What do you think about when you hear Black History Month?

It’s a tough one. I grew up in Italy where there isn’t any serious acknowledgement of Black Identities and cultures  at any level and when they are briefly touched, they are used as a sort of accessorial and decorative conversations for the interlocutor. Now having lived here for 14 years, I came to understand the historical context that brought the BHM to existence. However, I find it quite difficult to relate to it and its objectives. Nonetheless I understand that Black individuals in this country have been through experiences I cannot comprehend given my historicity and contextuality and those Black citizens possibly thought that a celebration like BHM would have been useful to nourish a conversation for cultural integration. I don’t want to be accepted frankly. My self-love is quite enough and whoever is genuinely interested in my historicity is welcome every day. To cut short, Blackness and Africanness should be celebrated on a daily basis. Our Joy, our beauty, our resilience, our sense of gratitude are so overwhelming that an occasion will never be able to contain them. Also I struggle with the word Black. I’m an African and that construct already is so loaded, but I accept that it’s the heritage I’ve received from my community. Non-whiteness is such a reductive shortcut to our identities as African people. And celebrating that is a bit weird.  But I also understand that there are Black individuals in this country that don’t necessarily consider themselves African for plenty of reasons. Chris you were born here, what you make of it?
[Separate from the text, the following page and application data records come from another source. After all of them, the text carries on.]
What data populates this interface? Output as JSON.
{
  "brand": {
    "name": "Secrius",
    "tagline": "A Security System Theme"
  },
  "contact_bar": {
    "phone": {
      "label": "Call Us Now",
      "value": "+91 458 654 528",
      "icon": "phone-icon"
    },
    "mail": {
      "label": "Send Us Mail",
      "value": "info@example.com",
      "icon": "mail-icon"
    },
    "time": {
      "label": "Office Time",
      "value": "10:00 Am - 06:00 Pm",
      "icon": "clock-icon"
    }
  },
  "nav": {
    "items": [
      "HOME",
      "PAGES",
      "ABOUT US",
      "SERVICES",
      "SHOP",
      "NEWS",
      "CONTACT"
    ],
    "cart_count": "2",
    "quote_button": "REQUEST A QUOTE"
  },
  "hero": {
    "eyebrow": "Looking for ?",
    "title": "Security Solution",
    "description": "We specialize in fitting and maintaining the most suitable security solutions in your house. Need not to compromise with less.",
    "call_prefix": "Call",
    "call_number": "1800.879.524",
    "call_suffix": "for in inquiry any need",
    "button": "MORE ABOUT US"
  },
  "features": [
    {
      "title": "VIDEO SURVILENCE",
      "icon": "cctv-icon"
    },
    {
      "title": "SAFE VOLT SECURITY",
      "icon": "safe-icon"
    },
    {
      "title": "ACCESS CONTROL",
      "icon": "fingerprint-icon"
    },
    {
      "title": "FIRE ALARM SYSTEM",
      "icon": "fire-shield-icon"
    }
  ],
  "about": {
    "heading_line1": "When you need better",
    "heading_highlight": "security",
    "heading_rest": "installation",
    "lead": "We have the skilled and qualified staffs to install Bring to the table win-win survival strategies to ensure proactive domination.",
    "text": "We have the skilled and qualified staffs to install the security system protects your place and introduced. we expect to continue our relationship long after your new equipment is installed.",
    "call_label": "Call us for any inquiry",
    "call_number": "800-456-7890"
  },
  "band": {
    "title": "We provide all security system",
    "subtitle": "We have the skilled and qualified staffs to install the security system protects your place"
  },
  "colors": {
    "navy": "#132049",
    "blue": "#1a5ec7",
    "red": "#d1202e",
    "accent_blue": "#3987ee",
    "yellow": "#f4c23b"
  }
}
Chris: A performative and at times asinine navigation of colonial guilt over 31 days.

In your opinion, what next steps do the art, fashion, creative industries need to take to become more inclusive?

Well access in my opinion is the most important and crucial aspect in any industry. Not only access to the market of that economy but access to the engineering of those economies. Enabling marginalised communities to gather knowledge of how those industries work, theoretically and technically. Marginalised communities are often left at the bottom of society and made consumers of resources they actually own. It’s important to guarantee access to resources, to markets but most importantly knowledge of the processes and infrastructures of production. Inclusion start from access and agency and that’s the only way forward. A young person in Accra, in Lagos, in London or in Beijing should be enabled to understand how things work around her or him and offered a possibility to have a go with what she or he has learned. And valuable education can offer that I believe. Guys what do you think?

Joey: In my opinion, the art, fashion and creative industry need to build more infrastructure where creatives can connect with others and also exploit their talent. There should be more spaces where creative can be employed and generate income for their creativity. Lack Infrastructure is the main reason why this industry is not flourishing and due to that others are not motivated to be a part of it.

Chris: Nepotism must die.

Oh yes. Very, very important.